Whatever the records hold, copy it exactly and completely.
[Material provided Boundary: Start]
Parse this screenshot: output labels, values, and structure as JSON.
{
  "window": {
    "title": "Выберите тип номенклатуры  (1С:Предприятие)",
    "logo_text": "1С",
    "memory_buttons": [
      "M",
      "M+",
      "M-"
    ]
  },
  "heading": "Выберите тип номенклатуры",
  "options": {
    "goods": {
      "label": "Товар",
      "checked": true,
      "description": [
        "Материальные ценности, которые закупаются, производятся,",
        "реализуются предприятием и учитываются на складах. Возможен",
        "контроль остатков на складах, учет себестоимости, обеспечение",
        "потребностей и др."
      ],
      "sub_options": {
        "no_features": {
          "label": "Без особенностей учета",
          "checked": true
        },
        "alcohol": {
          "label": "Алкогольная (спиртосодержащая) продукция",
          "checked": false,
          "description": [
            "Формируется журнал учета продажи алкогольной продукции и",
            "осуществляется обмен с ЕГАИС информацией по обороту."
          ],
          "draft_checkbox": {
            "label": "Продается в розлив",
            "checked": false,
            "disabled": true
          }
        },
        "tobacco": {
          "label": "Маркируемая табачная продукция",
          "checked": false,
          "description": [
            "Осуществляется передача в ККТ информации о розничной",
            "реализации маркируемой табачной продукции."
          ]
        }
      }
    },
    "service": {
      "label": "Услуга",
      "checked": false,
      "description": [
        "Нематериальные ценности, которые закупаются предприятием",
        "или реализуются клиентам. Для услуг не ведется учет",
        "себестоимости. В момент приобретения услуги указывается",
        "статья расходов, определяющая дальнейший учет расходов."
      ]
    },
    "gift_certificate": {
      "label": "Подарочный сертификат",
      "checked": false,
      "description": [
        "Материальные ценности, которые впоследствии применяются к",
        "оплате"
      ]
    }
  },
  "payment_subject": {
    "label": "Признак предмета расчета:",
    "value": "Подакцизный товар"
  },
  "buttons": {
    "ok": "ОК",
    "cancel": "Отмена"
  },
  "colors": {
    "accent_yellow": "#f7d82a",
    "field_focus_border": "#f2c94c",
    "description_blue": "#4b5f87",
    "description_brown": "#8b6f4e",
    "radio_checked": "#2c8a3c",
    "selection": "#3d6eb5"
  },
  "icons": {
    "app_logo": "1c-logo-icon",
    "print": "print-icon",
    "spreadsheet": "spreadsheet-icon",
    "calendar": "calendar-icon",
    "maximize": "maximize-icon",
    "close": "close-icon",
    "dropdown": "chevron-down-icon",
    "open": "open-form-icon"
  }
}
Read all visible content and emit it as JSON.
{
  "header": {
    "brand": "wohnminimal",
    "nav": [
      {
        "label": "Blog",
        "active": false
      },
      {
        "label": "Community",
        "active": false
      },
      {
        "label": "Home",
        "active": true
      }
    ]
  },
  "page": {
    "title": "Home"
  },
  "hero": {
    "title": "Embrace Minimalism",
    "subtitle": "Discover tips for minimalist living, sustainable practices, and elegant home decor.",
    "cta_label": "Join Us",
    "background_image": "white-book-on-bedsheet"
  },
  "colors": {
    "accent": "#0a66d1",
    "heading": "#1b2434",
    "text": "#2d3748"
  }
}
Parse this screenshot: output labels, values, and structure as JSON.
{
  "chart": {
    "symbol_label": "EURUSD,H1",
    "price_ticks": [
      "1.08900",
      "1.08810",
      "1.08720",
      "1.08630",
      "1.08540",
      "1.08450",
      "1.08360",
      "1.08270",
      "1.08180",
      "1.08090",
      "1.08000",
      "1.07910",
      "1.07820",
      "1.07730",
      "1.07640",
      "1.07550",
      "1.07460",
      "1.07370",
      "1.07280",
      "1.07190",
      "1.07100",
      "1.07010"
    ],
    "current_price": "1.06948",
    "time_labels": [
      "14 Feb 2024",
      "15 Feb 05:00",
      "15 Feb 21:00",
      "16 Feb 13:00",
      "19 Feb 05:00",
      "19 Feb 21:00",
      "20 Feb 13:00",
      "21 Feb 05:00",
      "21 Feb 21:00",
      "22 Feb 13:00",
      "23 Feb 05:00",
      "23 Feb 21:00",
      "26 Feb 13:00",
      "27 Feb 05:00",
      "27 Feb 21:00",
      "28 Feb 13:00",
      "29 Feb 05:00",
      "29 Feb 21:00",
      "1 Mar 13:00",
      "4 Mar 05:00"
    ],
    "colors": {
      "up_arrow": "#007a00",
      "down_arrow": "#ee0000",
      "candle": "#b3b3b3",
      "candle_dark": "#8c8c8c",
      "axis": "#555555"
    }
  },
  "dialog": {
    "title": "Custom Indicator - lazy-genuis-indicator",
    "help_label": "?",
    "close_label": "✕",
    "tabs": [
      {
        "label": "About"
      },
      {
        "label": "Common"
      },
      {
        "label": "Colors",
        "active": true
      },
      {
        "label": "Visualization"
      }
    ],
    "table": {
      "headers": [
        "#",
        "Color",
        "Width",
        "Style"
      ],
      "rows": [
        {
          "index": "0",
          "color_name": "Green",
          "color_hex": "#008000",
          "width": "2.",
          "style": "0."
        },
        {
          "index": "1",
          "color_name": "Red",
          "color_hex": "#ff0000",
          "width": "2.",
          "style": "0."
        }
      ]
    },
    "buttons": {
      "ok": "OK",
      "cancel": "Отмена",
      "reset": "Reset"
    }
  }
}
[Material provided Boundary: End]
▸ Solution for this task:
Parse this screenshot: output labels, values, and structure as JSON.
{
  "window": {
    "title": "Выберите тип номенклатуры  (1С:Предприятие)",
    "logo_text": "1С",
    "memory_buttons": [
      "M",
      "M+",
      "M-"
    ]
  },
  "heading": "Выберите тип номенклатуры",
  "options": {
    "goods": {
      "label": "Товар",
      "checked": true,
      "description": [
        "Материальные ценности, которые закупаются, производятся,",
        "реализуются предприятием и учитываются на складах. Возможен",
        "контроль остатков на складах, учет себестоимости, обеспечение",
        "потребностей и др."
      ],
      "sub_options": {
        "no_features": {
          "label": "Без особенностей учета",
          "checked": true
        },
        "alcohol": {
          "label": "Алкогольная (спиртосодержащая) продукция",
          "checked": false,
          "description": [
            "Формируется журнал учета продажи алкогольной продукции и",
            "осуществляется обмен с ЕГАИС информацией по обороту."
          ],
          "draft_checkbox": {
            "label": "Продается в розлив",
            "checked": false,
            "disabled": true
          }
        },
        "tobacco": {
          "label": "Маркируемая табачная продукция",
          "checked": false,
          "description": [
            "Осуществляется передача в ККТ информации о розничной",
            "реализации маркируемой табачной продукции."
          ]
        }
      }
    },
    "service": {
      "label": "Услуга",
      "checked": false,
      "description": [
        "Нематериальные ценности, которые закупаются предприятием",
        "или реализуются клиентам. Для услуг не ведется учет",
        "себестоимости. В момент приобретения услуги указывается",
        "статья расходов, определяющая дальнейший учет расходов."
      ]
    },
    "gift_certificate": {
      "label": "Подарочный сертификат",
      "checked": false,
      "description": [
        "Материальные ценности, которые впоследствии применяются к",
        "оплате"
      ]
    }
  },
  "payment_subject": {
    "label": "Признак предмета расчета:",
    "value": "Подакцизный товар"
  },
  "buttons": {
    "ok": "ОК",
    "cancel": "Отмена"
  },
  "colors": {
    "accent_yellow": "#f7d82a",
    "field_focus_border": "#f2c94c",
    "description_blue": "#4b5f87",
    "description_brown": "#8b6f4e",
    "radio_checked": "#2c8a3c",
    "selection": "#3d6eb5"
  },
  "icons": {
    "app_logo": "1c-logo-icon",
    "print": "print-icon",
    "spreadsheet": "spreadsheet-icon",
    "calendar": "calendar-icon",
    "maximize": "maximize-icon",
    "close": "close-icon",
    "dropdown": "chevron-down-icon",
    "open": "open-form-icon"
  }
}
Read all visible content and emit it as JSON.
{
  "header": {
    "brand": "wohnminimal",
    "nav": [
      {
        "label": "Blog",
        "active": false
      },
      {
        "label": "Community",
        "active": false
      },
      {
        "label": "Home",
        "active": true
      }
    ]
  },
  "page": {
    "title": "Home"
  },
  "hero": {
    "title": "Embrace Minimalism",
    "subtitle": "Discover tips for minimalist living, sustainable practices, and elegant home decor.",
    "cta_label": "Join Us",
    "background_image": "white-book-on-bedsheet"
  },
  "colors": {
    "accent": "#0a66d1",
    "heading": "#1b2434",
    "text": "#2d3748"
  }
}
Parse this screenshot: output labels, values, and structure as JSON.
{
  "chart": {
    "symbol_label": "EURUSD,H1",
    "price_ticks": [
      "1.08900",
      "1.08810",
      "1.08720",
      "1.08630",
      "1.08540",
      "1.08450",
      "1.08360",
      "1.08270",
      "1.08180",
      "1.08090",
      "1.08000",
      "1.07910",
      "1.07820",
      "1.07730",
      "1.07640",
      "1.07550",
      "1.07460",
      "1.07370",
      "1.07280",
      "1.07190",
      "1.07100",
      "1.07010"
    ],
    "current_price": "1.06948",
    "time_labels": [
      "14 Feb 2024",
      "15 Feb 05:00",
      "15 Feb 21:00",
      "16 Feb 13:00",
      "19 Feb 05:00",
      "19 Feb 21:00",
      "20 Feb 13:00",
      "21 Feb 05:00",
      "21 Feb 21:00",
      "22 Feb 13:00",
      "23 Feb 05:00",
      "23 Feb 21:00",
      "26 Feb 13:00",
      "27 Feb 05:00",
      "27 Feb 21:00",
      "28 Feb 13:00",
      "29 Feb 05:00",
      "29 Feb 21:00",
      "1 Mar 13:00",
      "4 Mar 05:00"
    ],
    "colors": {
      "up_arrow": "#007a00",
      "down_arrow": "#ee0000",
      "candle": "#b3b3b3",
      "candle_dark": "#8c8c8c",
      "axis": "#555555"
    }
  },
  "dialog": {
    "title": "Custom Indicator - lazy-genuis-indicator",
    "help_label": "?",
    "close_label": "✕",
    "tabs": [
      {
        "label": "About"
      },
      {
        "label": "Common"
      },
      {
        "label": "Colors",
        "active": true
      },
      {
        "label": "Visualization"
      }
    ],
    "table": {
      "headers": [
        "#",
        "Color",
        "Width",
        "Style"
      ],
      "rows": [
        {
          "index": "0",
          "color_name": "Green",
          "color_hex": "#008000",
          "width": "2.",
          "style": "0."
        },
        {
          "index": "1",
          "color_name": "Red",
          "color_hex": "#ff0000",
          "width": "2.",
          "style": "0."
        }
      ]
    },
    "buttons": {
      "ok": "OK",
      "cancel": "Отмена",
      "reset": "Reset"
    }
  }
}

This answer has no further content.